** Directions for this task **
When a record contains an image, skip the image and retype the rest of that record exactly.

Data records for software interfaces:
────────────────
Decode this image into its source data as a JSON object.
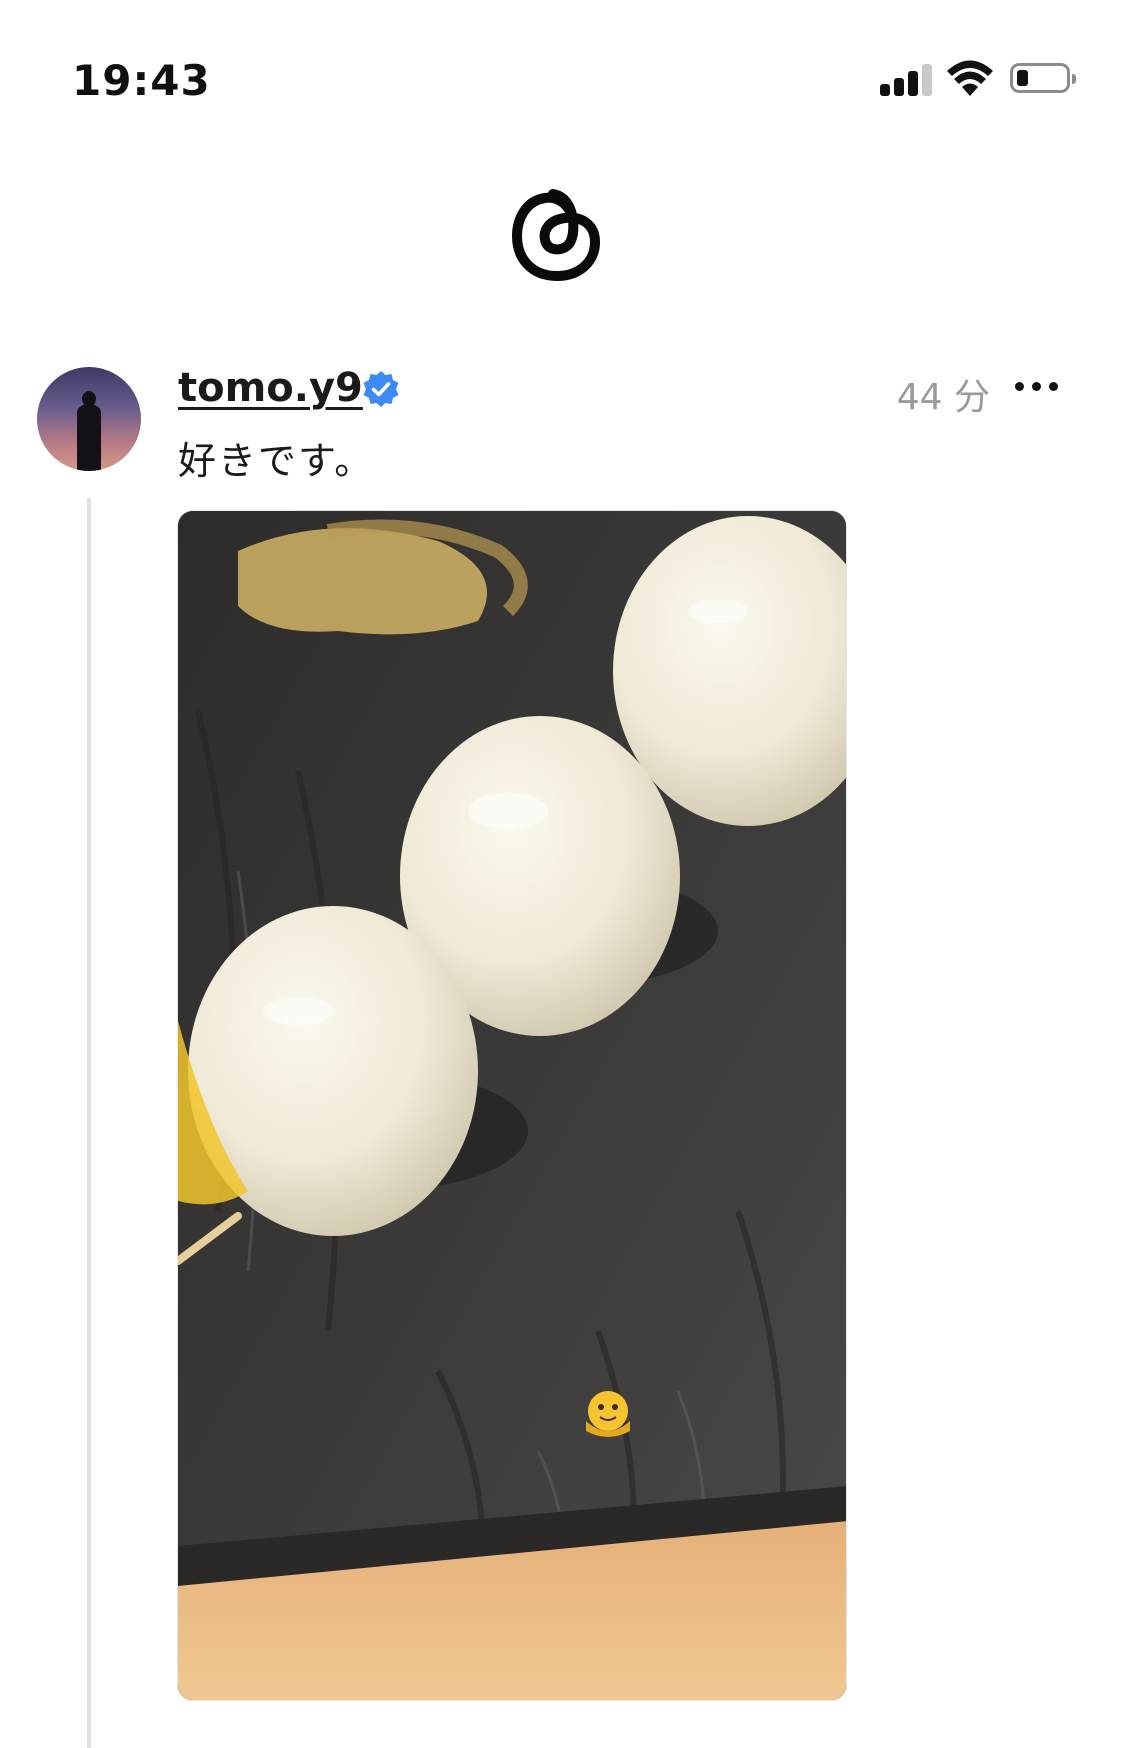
{
  "status_bar": {
    "time": "19:43",
    "signal_bars": 3,
    "signal_bars_total": 4,
    "battery_level": 0.2
  },
  "header": {
    "logo_icon": "threads-logo-icon"
  },
  "post": {
    "username": "tomo.y9",
    "verified": true,
    "verified_color": "#3d8af7",
    "timestamp": "44 分",
    "text": "好きです。",
    "more_icon": "more-horizontal-icon",
    "image_description_icon": "photo",
    "emoji_sticker": "melting-face-icon"
  }
}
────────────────
** Written reply **
Decode this image into its source data as a JSON object.
{
  "status_bar": {
    "time": "19:43",
    "signal_bars": 3,
    "signal_bars_total": 4,
    "battery_level": 0.2
  },
  "header": {
    "logo_icon": "threads-logo-icon"
  },
  "post": {
    "username": "tomo.y9",
    "verified": true,
    "verified_color": "#3d8af7",
    "timestamp": "44 分",
    "text": "好きです。",
    "more_icon": "more-horizontal-icon",
    "image_description_icon": "photo",
    "emoji_sticker": "melting-face-icon"
  }
}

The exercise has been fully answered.